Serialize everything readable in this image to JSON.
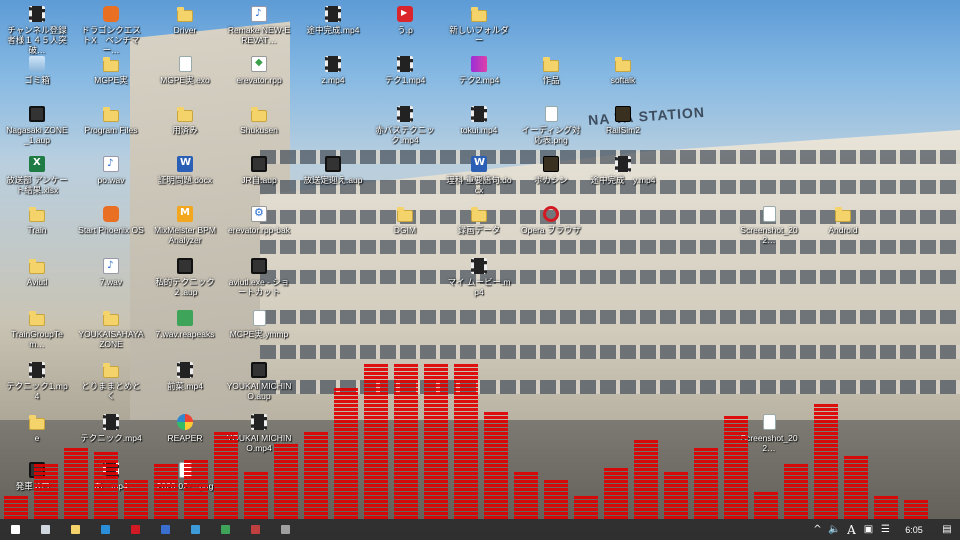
{
  "desktop": {
    "station_sign": "NA    TA STATION",
    "icons": [
      {
        "label": "チャンネル登録者様１４５人突破…",
        "icon": "video-icon"
      },
      {
        "label": "ドラゴンクエストX　ベンチマー…",
        "icon": "game-app-icon"
      },
      {
        "label": "Driver",
        "icon": "folder-icon"
      },
      {
        "label": "Remake NEW-EREVAT…",
        "icon": "audio-file-icon"
      },
      {
        "label": "途中完成.mp4",
        "icon": "video-file-icon"
      },
      {
        "label": "う.p",
        "icon": "youtube-icon"
      },
      {
        "label": "新しいフォルダー",
        "icon": "folder-icon"
      },
      {
        "label": "ゴミ箱",
        "icon": "recycle-bin-icon"
      },
      {
        "label": "MGPE実",
        "icon": "folder-icon"
      },
      {
        "label": "MGPE実.exo",
        "icon": "document-icon"
      },
      {
        "label": "erevator.rpp",
        "icon": "reaper-project-icon"
      },
      {
        "label": "z.mp4",
        "icon": "video-file-icon"
      },
      {
        "label": "テク1.mp4",
        "icon": "video-file-icon"
      },
      {
        "label": "テク2.mp4",
        "icon": "video-file-icon"
      },
      {
        "label": "作品",
        "icon": "folder-icon"
      },
      {
        "label": "softalk",
        "icon": "folder-icon"
      },
      {
        "label": "Nagasaki ZONE_1.aup",
        "icon": "film-icon"
      },
      {
        "label": "Program Files",
        "icon": "folder-icon"
      },
      {
        "label": "用済み",
        "icon": "folder-icon"
      },
      {
        "label": "Shukusen",
        "icon": "folder-icon"
      },
      {
        "label": "赤バステクニック.mp4",
        "icon": "video-file-icon"
      },
      {
        "label": "tokui.mp4",
        "icon": "video-file-icon"
      },
      {
        "label": "イーディング対応表.png",
        "icon": "image-file-icon"
      },
      {
        "label": "RailSim2",
        "icon": "app-icon"
      },
      {
        "label": "放送部 アンケート結果.xlsx",
        "icon": "excel-icon"
      },
      {
        "label": "po.wav",
        "icon": "audio-file-icon"
      },
      {
        "label": "証明問題.docx",
        "icon": "word-icon"
      },
      {
        "label": "JR自.aup",
        "icon": "film-icon"
      },
      {
        "label": "放送定迎え.aup",
        "icon": "film-icon"
      },
      {
        "label": "理科 重要語句.docx",
        "icon": "word-icon"
      },
      {
        "label": "ボカシン",
        "icon": "app-icon"
      },
      {
        "label": "途中完成　y.mp4",
        "icon": "video-file-icon"
      },
      {
        "label": "Train",
        "icon": "folder-icon"
      },
      {
        "label": "Start Phoenix OS",
        "icon": "phoenix-icon"
      },
      {
        "label": "MixMeister BPM Analyzer",
        "icon": "mixmeister-icon"
      },
      {
        "label": "erevator.rpp-bak",
        "icon": "reaper-backup-icon"
      },
      {
        "label": "DGIM",
        "icon": "folder-icon"
      },
      {
        "label": "録画データ",
        "icon": "folder-icon"
      },
      {
        "label": "Opera ブラウザ",
        "icon": "opera-icon"
      },
      {
        "label": "Screenshot_202…",
        "icon": "image-file-icon"
      },
      {
        "label": "Android",
        "icon": "folder-icon"
      },
      {
        "label": "Aviutl",
        "icon": "folder-icon"
      },
      {
        "label": "7.wav",
        "icon": "audio-file-icon"
      },
      {
        "label": "私的テクニック２.aup",
        "icon": "film-icon"
      },
      {
        "label": "aviutl.exe - ショートカット",
        "icon": "film-icon"
      },
      {
        "label": "マイ ムービー.mp4",
        "icon": "video-file-icon"
      },
      {
        "label": "TrainGroupTem…",
        "icon": "folder-icon"
      },
      {
        "label": "YOUKAISAHAYA ZONE",
        "icon": "folder-icon"
      },
      {
        "label": "7.wav.reapeaks",
        "icon": "reapeaks-file-icon"
      },
      {
        "label": "MCPE実.ymmp",
        "icon": "document-icon"
      },
      {
        "label": "テクニック1.mp4",
        "icon": "video-file-icon"
      },
      {
        "label": "とりままとめとく",
        "icon": "folder-icon"
      },
      {
        "label": "前菜.mp4",
        "icon": "video-file-icon"
      },
      {
        "label": "YOUKAI MICHINO.aup",
        "icon": "film-icon"
      },
      {
        "label": "e",
        "icon": "folder-icon"
      },
      {
        "label": "テクニック.mp4",
        "icon": "video-file-icon"
      },
      {
        "label": "REAPER",
        "icon": "reaper-icon"
      },
      {
        "label": "YOUKAI MICHINO.mp4",
        "icon": "video-file-icon"
      },
      {
        "label": "Screenshot_202…",
        "icon": "image-file-icon"
      },
      {
        "label": "発車メロ…",
        "icon": "film-icon"
      },
      {
        "label": "あ…mp4",
        "icon": "video-file-icon"
      },
      {
        "label": "2020-02-…png",
        "icon": "image-file-icon"
      }
    ]
  },
  "visualizer": {
    "color": "#e00000",
    "levels": [
      0.14,
      0.33,
      0.43,
      0.41,
      0.24,
      0.35,
      0.37,
      0.54,
      0.28,
      0.46,
      0.55,
      0.81,
      0.96,
      0.96,
      0.96,
      0.96,
      0.67,
      0.3,
      0.24,
      0.14,
      0.31,
      0.49,
      0.3,
      0.45,
      0.65,
      0.17,
      0.35,
      0.72,
      0.4,
      0.15,
      0.11
    ]
  },
  "taskbar": {
    "buttons": [
      {
        "name": "start-button",
        "color": "#ffffff"
      },
      {
        "name": "task-view-button",
        "color": "#cfd6de"
      },
      {
        "name": "taskbar-app-explorer",
        "color": "#f3d36a"
      },
      {
        "name": "taskbar-app-edge",
        "color": "#2a8fd8"
      },
      {
        "name": "taskbar-app-opera",
        "color": "#d21a25"
      },
      {
        "name": "taskbar-app-store",
        "color": "#3a6fd0"
      },
      {
        "name": "taskbar-app-mail",
        "color": "#3d9bd9"
      },
      {
        "name": "taskbar-app-chrome",
        "color": "#3da45a"
      },
      {
        "name": "taskbar-app-aviutl",
        "color": "#c04040"
      },
      {
        "name": "taskbar-app-reaper",
        "color": "#a0a0a0"
      }
    ],
    "tray": {
      "chevron": "^",
      "ime": "A",
      "clock": "6:05"
    }
  }
}
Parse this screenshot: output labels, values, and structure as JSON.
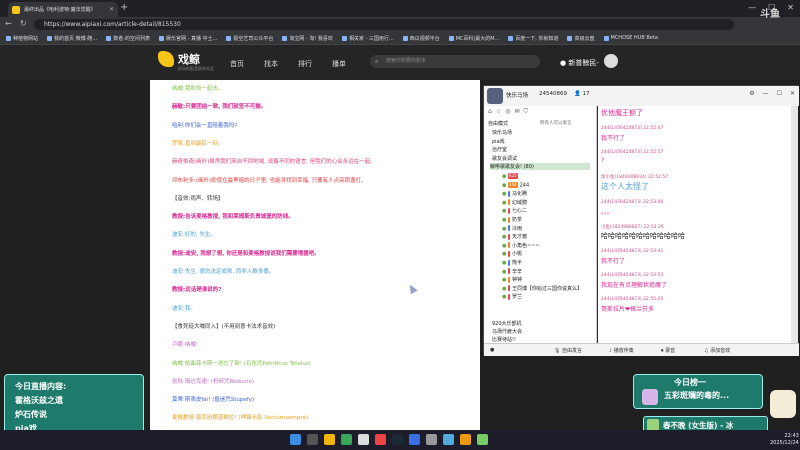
{
  "browser": {
    "tab_title": "最终出品《哈利波特:魔法觉醒》",
    "url": "https://www.aipiaxi.com/article-detail/815530",
    "bookmarks": [
      "种植物网站",
      "我的首页 微博-随...",
      "数者-的空间列表",
      "娱乐官网 - 真播 中土...",
      "极空艺司公众平台",
      "淘宝网 - 淘! 我喜欢",
      "相关家 - 三国用行...",
      "西瓜视频平台",
      "MC百科|最大的M...",
      "百度一下, 你就知道",
      "高级云盘",
      "MCHOSE HUB Beta"
    ]
  },
  "site": {
    "logo": "戏鲸",
    "logo_sub": "好玩的配音剧本社区",
    "nav": [
      "首页",
      "找本",
      "排行",
      "播单"
    ],
    "search_placeholder": "搜索你想要的剧本",
    "user_label": "新普鲸民-"
  },
  "article": {
    "lines": [
      {
        "text": "纳威:我和你一起去。",
        "color": "#7fbf40"
      },
      {
        "text": "赫敏:只要团结一致, 我们就坚不可摧。",
        "color": "#d9268f"
      },
      {
        "text": "哈利:你们会一直陪着我吗?",
        "color": "#3a62d6"
      },
      {
        "text": "罗恩:直到最后一刻。",
        "color": "#e0a020"
      },
      {
        "text": "赫奇帕奇(画外)虽然我们来自不同地域, 说着不同的语言, 但我们的心会永远在一起。",
        "color": "#e04080"
      },
      {
        "text": "邓布利多:(画外)即使在最黑暗的日子里, 也能寻找到幸福, 只要有人点亮那盏灯。",
        "color": "#e04040"
      },
      {
        "text": "【音效:雨声、转场】",
        "color": "#333333"
      },
      {
        "text": "教授:告诉麦格教授, 我和莱姆斯负责城堡的防线。",
        "color": "#d9268f"
      },
      {
        "text": "迪安:好的, 先生。",
        "color": "#4aa0d8"
      },
      {
        "text": "教授:迪安, 我想了想, 你还是和麦格教授说我们需要增援吧。",
        "color": "#d9268f"
      },
      {
        "text": "迪安:先生, 德念决定成败, 而非人数多寡。",
        "color": "#4aa0d8"
      },
      {
        "text": "教授:这话是谁说的?",
        "color": "#d9268f"
      },
      {
        "text": "迪安:我。",
        "color": "#4aa0d8"
      },
      {
        "text": "【食死徒大喊同入】(不用刻意卡法术音效)",
        "color": "#333333"
      },
      {
        "text": "卢娜:纳威!",
        "color": "#c070c0"
      },
      {
        "text": "纳威:给曲菲卡斯一进它了新! (石化咒Petrificus Totalus)",
        "color": "#7fbf40"
      },
      {
        "text": "张秋:隔达克速! (粉碎咒Reducto)",
        "color": "#c070c0"
      },
      {
        "text": "莫蒂:斯表皮fai! (昏迷咒Stupefy)",
        "color": "#3a62d6"
      },
      {
        "text": "麦格教授:普克班娜普敕拉! (神锋无影 Sectumsempra)",
        "color": "#e0a020"
      }
    ]
  },
  "stream": {
    "channel": "快乐马场",
    "room_id": "24540869",
    "fans": "17",
    "left_header": "自由模式",
    "left_header2": "所有人可以发言",
    "tree": [
      {
        "text": "快乐马场",
        "hl": false
      },
      {
        "text": "pia戏",
        "hl": false
      },
      {
        "text": "治疗室",
        "hl": false
      },
      {
        "text": "歌友会调试",
        "hl": false
      },
      {
        "text": "鲸啡歌歌友会! (80)",
        "hl": true
      }
    ],
    "members": [
      {
        "badge": "K25",
        "cls": "",
        "name": ""
      },
      {
        "badge": "244",
        "cls": "o",
        "name": "244"
      },
      {
        "badge": "",
        "cls": "b",
        "name": "马化腾"
      },
      {
        "badge": "",
        "cls": "o",
        "name": "幻域鹦"
      },
      {
        "badge": "",
        "cls": "",
        "name": "七心二"
      },
      {
        "badge": "",
        "cls": "o",
        "name": "奶茶"
      },
      {
        "badge": "",
        "cls": "b",
        "name": "冷雨"
      },
      {
        "badge": "",
        "cls": "",
        "name": "天才酱"
      },
      {
        "badge": "",
        "cls": "o",
        "name": "小角色~~~"
      },
      {
        "badge": "",
        "cls": "",
        "name": "小桃"
      },
      {
        "badge": "",
        "cls": "b",
        "name": "熊半"
      },
      {
        "badge": "",
        "cls": "",
        "name": "辛辛"
      },
      {
        "badge": "",
        "cls": "o",
        "name": "钟钟"
      },
      {
        "badge": "",
        "cls": "",
        "name": "王同博【你始过三国你说真么】"
      },
      {
        "badge": "",
        "cls": "",
        "name": "罗兰"
      }
    ],
    "tree_bottom": [
      "920大乐部机",
      "马场仟雇大会",
      "比赛待站!!"
    ],
    "chat": [
      {
        "head": "",
        "body": "优他魔王额了",
        "color": "#d9268f",
        "size": 7
      },
      {
        "head": "244(1476424873)  22:52:47",
        "body": "我不行了",
        "color": "#d9268f",
        "size": 6
      },
      {
        "head": "244(1476424873)  22:52:57",
        "body": "?",
        "color": "#d9268f",
        "size": 6
      },
      {
        "head": "饭小鱼(1849308034)  22:52:57",
        "body": "这个人太怪了",
        "color": "#4aa0d8",
        "size": 8
      },
      {
        "head": "244(1476424873)  22:53:06",
        "body": "。。。",
        "color": "#d9268f",
        "size": 6
      },
      {
        "head": "小鱼(1814966827)  22:53:26",
        "body": "哈哈哈哈哈哈哈哈哈哈哈哈",
        "color": "#222222",
        "size": 7
      },
      {
        "head": "244(1476424873)  22:53:41",
        "body": "我不行了",
        "color": "#d9268f",
        "size": 6
      },
      {
        "head": "244(1476424873)  22:53:53",
        "body": "我现在有点理解状绝魔了",
        "color": "#d9268f",
        "size": 6
      },
      {
        "head": "244(1476424873)  22:55:05",
        "body": "哥斯拉片❤格兰芬多",
        "color": "#d9268f",
        "size": 6
      }
    ],
    "bottom_buttons": [
      "自由发言",
      "播放伴奏",
      "录音",
      "添加音效"
    ]
  },
  "overlays": {
    "live_lines": [
      "今日直播内容:",
      "霍格沃兹之遗",
      "炉石传说",
      "pia戏"
    ],
    "rank_title": "今日榜一",
    "rank_name": "五彩斑斓的毒的...",
    "song": "春不晚 (女生版) - 冰",
    "platform": "斗鱼"
  },
  "taskbar": {
    "time": "22:43",
    "date": "2025/12/24"
  }
}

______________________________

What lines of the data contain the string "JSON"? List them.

Serialize everything readable in this image to JSON.
Parse this screenshot: output labels, values, and structure as JSON.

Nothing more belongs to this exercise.